On a stunningly beautiful day in mid-October, I visited the Chernobyl Exclusion Zone,  a 1,000-square-mile area surrounding the nuclear reactor in the Ukraine that exploded in April 1986, the most devastating nuclear accident in world history. The disaster – which the former Soviet Union initially tried to downplay – led to the horrific radiation poisoning deaths of many first responders and long-term health consequences that many people in the region still face today.

Visitors to the Exclusion Zone must pass through checkpoints and wear a device that measures radiation picked up throughout the day. One day in the zone would be harmless, we were told; apparently, we absorbed more radiation on our seven-hour transatlantic flight.

The city of Chernobyl – which is 9 miles from the reactor – was our first stop upon entering the zone. Most of the homes there are caving in on themselves, with everyday items such as furniture and children’s blocks still visible through the missing windows and gaps created by the invasion of tree limbs.

A few of the houses appeared to be in much better shape than the others. Those are homes where people still live, our guide told us, despite the government’s many attempts to force evacuation. The handful of people who still call Chernobyl home have watched and waited as time and nature have joined forces to slowly erase any semblance of normalcy.

As we drove closer to the nuclear reactor, signs of life continued to vanish. Instead of houses, we saw mounds of buried dwellings, some topped by signs warning of continued high levels of radiation.

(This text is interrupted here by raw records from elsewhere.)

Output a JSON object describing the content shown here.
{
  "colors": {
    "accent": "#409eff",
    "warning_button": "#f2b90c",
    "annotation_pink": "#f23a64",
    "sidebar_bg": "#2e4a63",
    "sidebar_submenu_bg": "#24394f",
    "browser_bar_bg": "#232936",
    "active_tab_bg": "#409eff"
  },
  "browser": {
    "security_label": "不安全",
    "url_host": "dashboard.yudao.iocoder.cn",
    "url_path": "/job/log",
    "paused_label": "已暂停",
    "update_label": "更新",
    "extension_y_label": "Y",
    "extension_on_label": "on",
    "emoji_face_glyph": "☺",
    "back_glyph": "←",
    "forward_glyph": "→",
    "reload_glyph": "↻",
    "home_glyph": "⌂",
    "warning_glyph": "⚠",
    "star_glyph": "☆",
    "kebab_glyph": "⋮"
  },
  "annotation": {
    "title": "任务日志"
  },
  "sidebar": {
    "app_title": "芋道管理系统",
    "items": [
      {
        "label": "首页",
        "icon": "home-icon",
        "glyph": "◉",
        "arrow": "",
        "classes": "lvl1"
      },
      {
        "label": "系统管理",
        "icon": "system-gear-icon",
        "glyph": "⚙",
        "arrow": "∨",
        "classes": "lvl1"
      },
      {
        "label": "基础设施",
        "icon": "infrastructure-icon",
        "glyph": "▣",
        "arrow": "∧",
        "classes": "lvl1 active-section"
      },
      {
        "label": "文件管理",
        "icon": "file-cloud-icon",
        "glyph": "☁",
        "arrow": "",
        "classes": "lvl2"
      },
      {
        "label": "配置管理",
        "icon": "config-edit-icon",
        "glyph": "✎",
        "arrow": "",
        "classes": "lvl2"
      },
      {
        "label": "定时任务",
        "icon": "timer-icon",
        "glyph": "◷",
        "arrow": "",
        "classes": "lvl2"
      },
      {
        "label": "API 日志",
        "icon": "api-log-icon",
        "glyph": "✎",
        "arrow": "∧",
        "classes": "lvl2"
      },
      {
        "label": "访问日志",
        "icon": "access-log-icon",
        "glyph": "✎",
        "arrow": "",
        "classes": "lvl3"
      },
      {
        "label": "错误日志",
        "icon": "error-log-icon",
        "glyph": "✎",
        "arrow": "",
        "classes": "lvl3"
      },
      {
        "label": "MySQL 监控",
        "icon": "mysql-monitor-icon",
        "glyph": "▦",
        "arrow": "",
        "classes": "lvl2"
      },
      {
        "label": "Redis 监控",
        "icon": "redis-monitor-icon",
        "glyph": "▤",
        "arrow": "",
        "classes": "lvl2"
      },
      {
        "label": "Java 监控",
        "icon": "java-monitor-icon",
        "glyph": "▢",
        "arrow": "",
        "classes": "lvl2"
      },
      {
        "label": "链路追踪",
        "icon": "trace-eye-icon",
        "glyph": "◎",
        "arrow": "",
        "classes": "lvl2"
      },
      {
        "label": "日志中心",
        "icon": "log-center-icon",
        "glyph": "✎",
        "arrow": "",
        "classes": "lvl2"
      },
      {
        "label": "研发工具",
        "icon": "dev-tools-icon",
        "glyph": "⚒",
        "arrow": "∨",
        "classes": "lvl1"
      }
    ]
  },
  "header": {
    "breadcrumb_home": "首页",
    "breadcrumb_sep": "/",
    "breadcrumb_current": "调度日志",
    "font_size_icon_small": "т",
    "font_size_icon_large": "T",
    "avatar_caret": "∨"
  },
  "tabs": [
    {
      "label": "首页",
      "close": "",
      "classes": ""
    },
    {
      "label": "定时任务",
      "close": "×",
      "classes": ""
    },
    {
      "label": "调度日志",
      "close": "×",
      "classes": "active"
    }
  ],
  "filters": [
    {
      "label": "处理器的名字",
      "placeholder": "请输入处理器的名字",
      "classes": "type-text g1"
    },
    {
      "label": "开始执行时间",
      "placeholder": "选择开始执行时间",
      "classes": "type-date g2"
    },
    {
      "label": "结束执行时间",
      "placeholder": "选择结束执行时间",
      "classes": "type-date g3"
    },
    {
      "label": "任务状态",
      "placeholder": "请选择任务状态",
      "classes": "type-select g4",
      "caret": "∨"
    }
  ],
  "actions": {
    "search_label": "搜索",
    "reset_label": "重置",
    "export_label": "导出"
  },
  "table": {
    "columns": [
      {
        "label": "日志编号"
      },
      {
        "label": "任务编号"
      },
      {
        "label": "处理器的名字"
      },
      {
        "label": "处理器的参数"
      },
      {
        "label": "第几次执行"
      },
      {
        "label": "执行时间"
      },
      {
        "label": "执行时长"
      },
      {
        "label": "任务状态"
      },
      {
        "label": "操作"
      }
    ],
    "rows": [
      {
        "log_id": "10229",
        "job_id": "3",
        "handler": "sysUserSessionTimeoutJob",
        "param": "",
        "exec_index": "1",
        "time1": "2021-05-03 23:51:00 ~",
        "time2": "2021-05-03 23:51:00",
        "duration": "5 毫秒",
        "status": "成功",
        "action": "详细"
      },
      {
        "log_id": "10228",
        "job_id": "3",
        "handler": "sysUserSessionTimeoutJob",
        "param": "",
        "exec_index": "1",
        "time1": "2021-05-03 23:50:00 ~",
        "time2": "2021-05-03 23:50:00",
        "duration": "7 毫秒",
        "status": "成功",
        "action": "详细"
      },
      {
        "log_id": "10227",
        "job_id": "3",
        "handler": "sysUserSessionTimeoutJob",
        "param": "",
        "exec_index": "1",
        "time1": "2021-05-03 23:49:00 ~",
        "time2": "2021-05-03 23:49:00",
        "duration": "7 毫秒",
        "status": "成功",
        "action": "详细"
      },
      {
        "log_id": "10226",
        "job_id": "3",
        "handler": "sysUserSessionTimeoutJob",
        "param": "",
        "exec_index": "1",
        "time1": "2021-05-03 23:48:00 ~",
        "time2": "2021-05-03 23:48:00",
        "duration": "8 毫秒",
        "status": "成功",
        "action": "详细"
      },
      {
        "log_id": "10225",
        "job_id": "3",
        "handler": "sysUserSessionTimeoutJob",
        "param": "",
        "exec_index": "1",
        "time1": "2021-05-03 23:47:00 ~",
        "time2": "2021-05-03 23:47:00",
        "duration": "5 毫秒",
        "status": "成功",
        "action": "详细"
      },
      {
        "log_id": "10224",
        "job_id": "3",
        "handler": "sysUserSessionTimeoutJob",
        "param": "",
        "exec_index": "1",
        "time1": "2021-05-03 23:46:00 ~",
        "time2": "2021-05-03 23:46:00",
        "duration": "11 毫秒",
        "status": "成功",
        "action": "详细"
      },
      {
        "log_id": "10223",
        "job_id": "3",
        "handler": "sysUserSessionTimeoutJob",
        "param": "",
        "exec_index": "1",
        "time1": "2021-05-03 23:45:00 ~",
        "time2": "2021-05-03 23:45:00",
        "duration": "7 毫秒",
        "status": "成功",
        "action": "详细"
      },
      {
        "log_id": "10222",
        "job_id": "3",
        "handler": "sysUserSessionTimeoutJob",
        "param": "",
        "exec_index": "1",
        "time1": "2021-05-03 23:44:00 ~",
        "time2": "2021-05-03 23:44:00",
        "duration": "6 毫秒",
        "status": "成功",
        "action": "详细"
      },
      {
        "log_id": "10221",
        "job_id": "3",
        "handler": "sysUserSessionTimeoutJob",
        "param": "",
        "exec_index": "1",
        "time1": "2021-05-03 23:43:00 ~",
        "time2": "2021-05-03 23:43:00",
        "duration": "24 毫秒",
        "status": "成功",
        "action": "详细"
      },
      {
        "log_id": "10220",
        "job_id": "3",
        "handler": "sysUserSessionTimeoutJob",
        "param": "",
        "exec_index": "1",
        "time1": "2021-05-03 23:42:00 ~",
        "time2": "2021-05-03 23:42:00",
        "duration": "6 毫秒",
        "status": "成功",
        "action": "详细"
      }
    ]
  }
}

Soon, the infamous striped cooling tower and New Safe Confinement – completed in 2018 to keep radioactive particles inside – came into view. The area around the power plant was well-maintained in stark contrast to everything around it. That’s because, 33 years after the explosion, people still work there. The final reactor shut down in 2000, but the process of decommissioning a nuclear power plant does not happen quickly.

Our next stop was Pripyat, a city founded in 1970 to provide housing for the power plant’s workers and their families. Pripyat, home to nearly 50,000 people at the time of the disaster, is less than 2 miles from the reactor and is completely abandoned. The government evacuated the town approximately 36 hours after the explosion, and its inhabitants believed they’d be able to soon return home.

That never happened, and today the town is a monument to Soviet life. Pripyat was a desirable place to live, with multiple swimming pools, a sports stadium and an amusement park set to open less than a week after the explosion. Today, those structures still stand, some stronger than others.

What stands out most in my mind is walking through one of the many apartment buildings, catching glimpses of normalcy as I peeked into random rooms. A dust-covered piano in the corner. A shoe missing its match in the middle of a bedroom. A baby doll resting on a windowsill in the room of a girl who likely was the same age as I when the tragedy occurred.

The apartment building, more than anything else, tugged at my heart. Where are these people now? What losses have they suffered beyond homes? What happy memories once occurred within these crumbling walls?

Visiting Chernobyl gave me insight into the depth of a tragedy that shaped Ukraine and its people into what they are today. It also reinforced my belief in the power and necessity of a free media, as some of the consequences may have been lessened if journalists were allowed to immediately ask tough questions and report the truth.

Ann Marie Shambaugh is a Carmel resident and managing editor of Current in Carmel.